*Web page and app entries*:
******************************

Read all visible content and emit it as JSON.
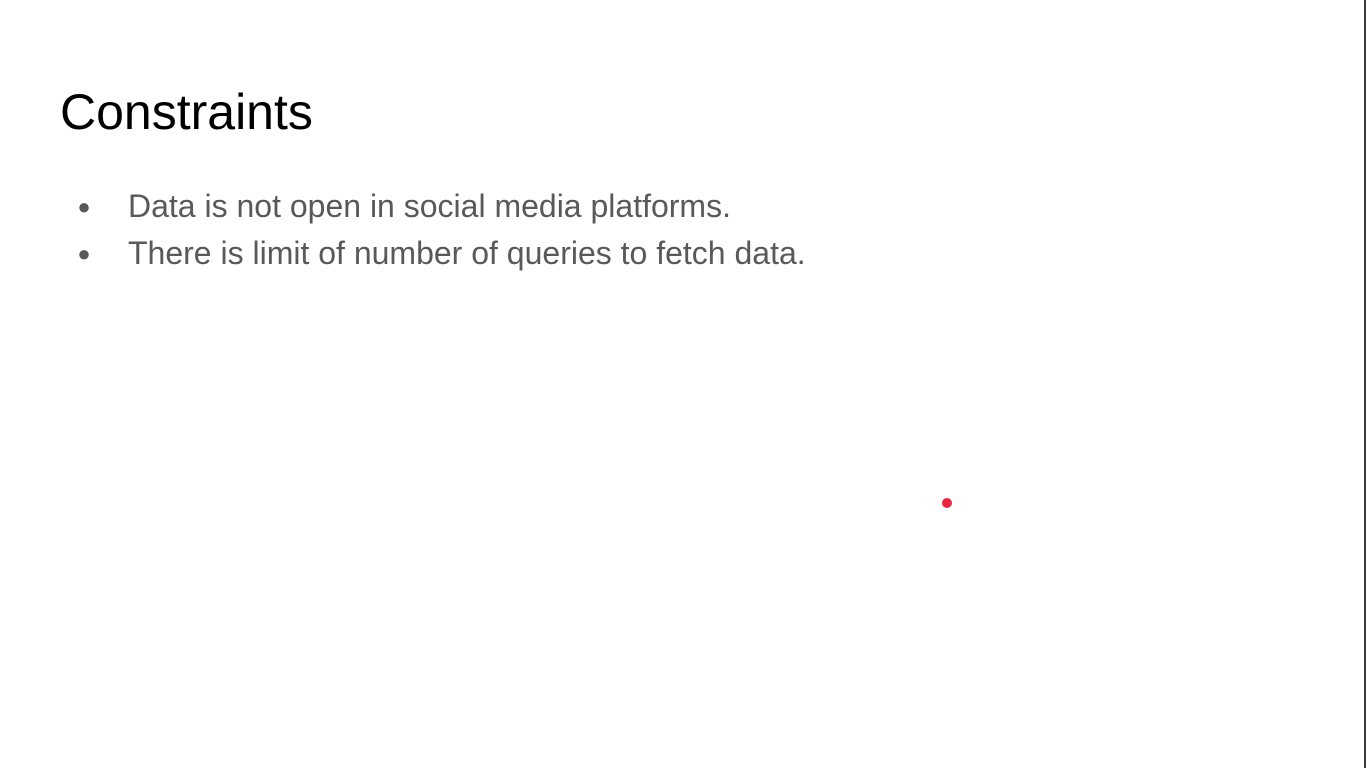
{
  "slide": {
    "title": "Constraints",
    "bullets": [
      "Data is not open in social media platforms.",
      "There is limit of number of queries to fetch data."
    ],
    "bullet_glyph": "●"
  },
  "colors": {
    "background": "#ffffff",
    "title": "#000000",
    "body_text": "#595959",
    "pointer": "#e8263f"
  },
  "icons": {
    "pointer": "laser-pointer-dot"
  }
}
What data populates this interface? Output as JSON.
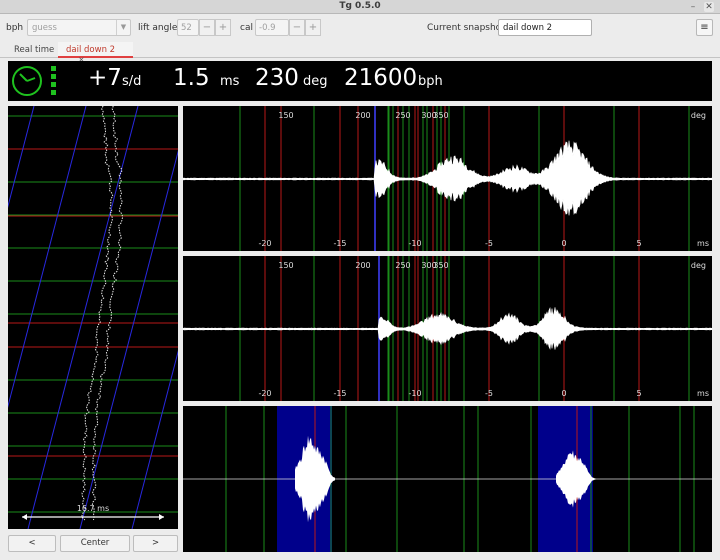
{
  "window": {
    "title": "Tg 0.5.0",
    "minimize": "–",
    "close": "✕"
  },
  "toolbar": {
    "bph_label": "bph",
    "bph_value": "guess",
    "lift_label": "lift angle",
    "lift_value": "52",
    "cal_label": "cal",
    "cal_value": "-0.9",
    "minus": "−",
    "plus": "+",
    "snapshot_label": "Current snapshot:",
    "snapshot_value": "dail down 2",
    "menu_icon": "≡"
  },
  "tabs": [
    {
      "label": "Real time",
      "active": false
    },
    {
      "label": "dail down 2",
      "active": true,
      "close": "×"
    }
  ],
  "readout": {
    "rate_value": "+7",
    "rate_unit": "s/d",
    "beat_value": "1.5",
    "beat_unit": "ms",
    "amp_value": "230",
    "amp_unit": "deg",
    "bph_value": "21600",
    "bph_unit": "bph"
  },
  "colors": {
    "accent_green": "#1fc21f",
    "grid_green": "#1a8c1a",
    "grid_red": "#b81818",
    "grid_blue": "#2828e0",
    "tick_blue": "#4040ff",
    "window_bg": "#ececec"
  },
  "paperstrip": {
    "scale_label": "16.7 ms"
  },
  "waveforms": {
    "deg_ticks": [
      "150",
      "200",
      "250",
      "300",
      "350"
    ],
    "deg_unit": "deg",
    "ms_ticks": [
      "-20",
      "-15",
      "-10",
      "-5",
      "0",
      "5"
    ],
    "ms_unit": "ms"
  },
  "nav": {
    "prev": "<",
    "center": "Center",
    "next": ">"
  }
}
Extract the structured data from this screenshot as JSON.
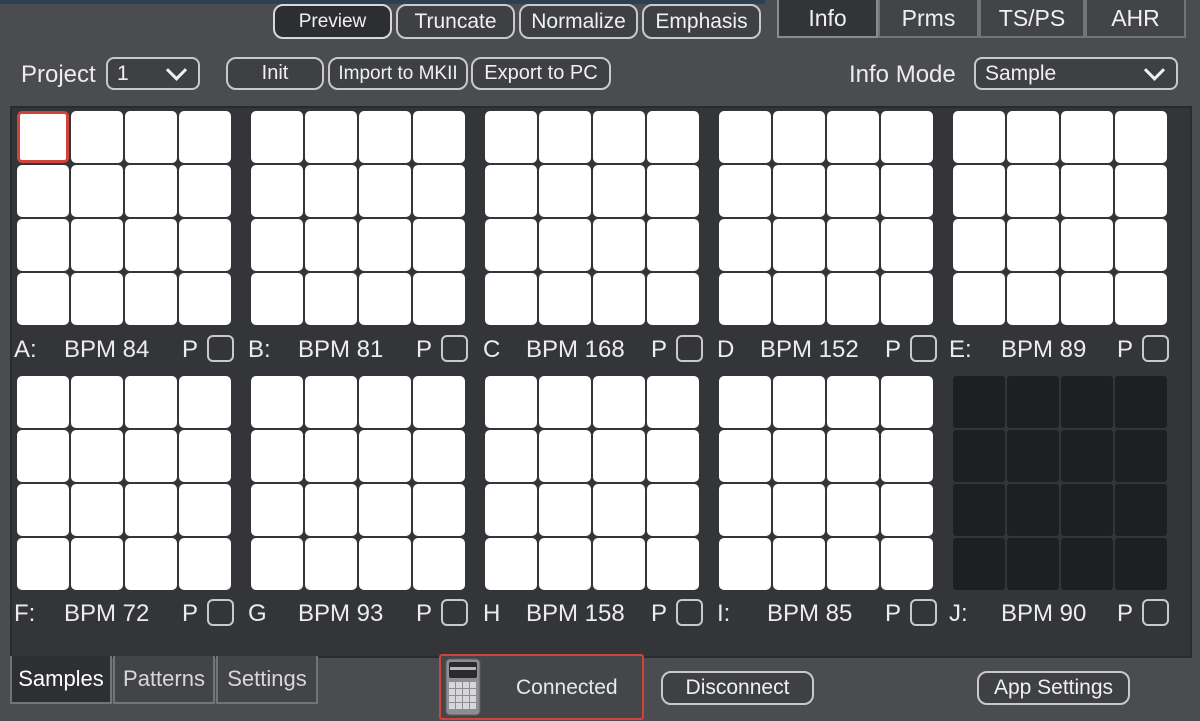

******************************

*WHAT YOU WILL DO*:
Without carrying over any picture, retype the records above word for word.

*RESPONSE TO THE EXERCISE*:
Read all visible content and emit it as JSON.
{
  "slide": {
    "title": "Constraints",
    "bullets": [
      "Data is not open in social media platforms.",
      "There is limit of number of queries to fetch data."
    ],
    "bullet_glyph": "●"
  },
  "colors": {
    "background": "#ffffff",
    "title": "#000000",
    "body_text": "#595959",
    "pointer": "#e8263f"
  },
  "icons": {
    "pointer": "laser-pointer-dot"
  }
}
What data populates this interface? Output as JSON.
{
  "window": {
    "title": "Tg 0.5.0",
    "minimize": "–",
    "close": "✕"
  },
  "toolbar": {
    "bph_label": "bph",
    "bph_value": "guess",
    "lift_label": "lift angle",
    "lift_value": "52",
    "cal_label": "cal",
    "cal_value": "-0.9",
    "minus": "−",
    "plus": "+",
    "snapshot_label": "Current snapshot:",
    "snapshot_value": "dail down 2",
    "menu_icon": "≡"
  },
  "tabs": [
    {
      "label": "Real time",
      "active": false
    },
    {
      "label": "dail down 2",
      "active": true,
      "close": "×"
    }
  ],
  "readout": {
    "rate_value": "+7",
    "rate_unit": "s/d",
    "beat_value": "1.5",
    "beat_unit": "ms",
    "amp_value": "230",
    "amp_unit": "deg",
    "bph_value": "21600",
    "bph_unit": "bph"
  },
  "colors": {
    "accent_green": "#1fc21f",
    "grid_green": "#1a8c1a",
    "grid_red": "#b81818",
    "grid_blue": "#2828e0",
    "tick_blue": "#4040ff",
    "window_bg": "#ececec"
  },
  "paperstrip": {
    "scale_label": "16.7 ms"
  },
  "waveforms": {
    "deg_ticks": [
      "150",
      "200",
      "250",
      "300",
      "350"
    ],
    "deg_unit": "deg",
    "ms_ticks": [
      "-20",
      "-15",
      "-10",
      "-5",
      "0",
      "5"
    ],
    "ms_unit": "ms"
  },
  "nav": {
    "prev": "<",
    "center": "Center",
    "next": ">"
  }
}
Extract the structured data from this screenshot as JSON.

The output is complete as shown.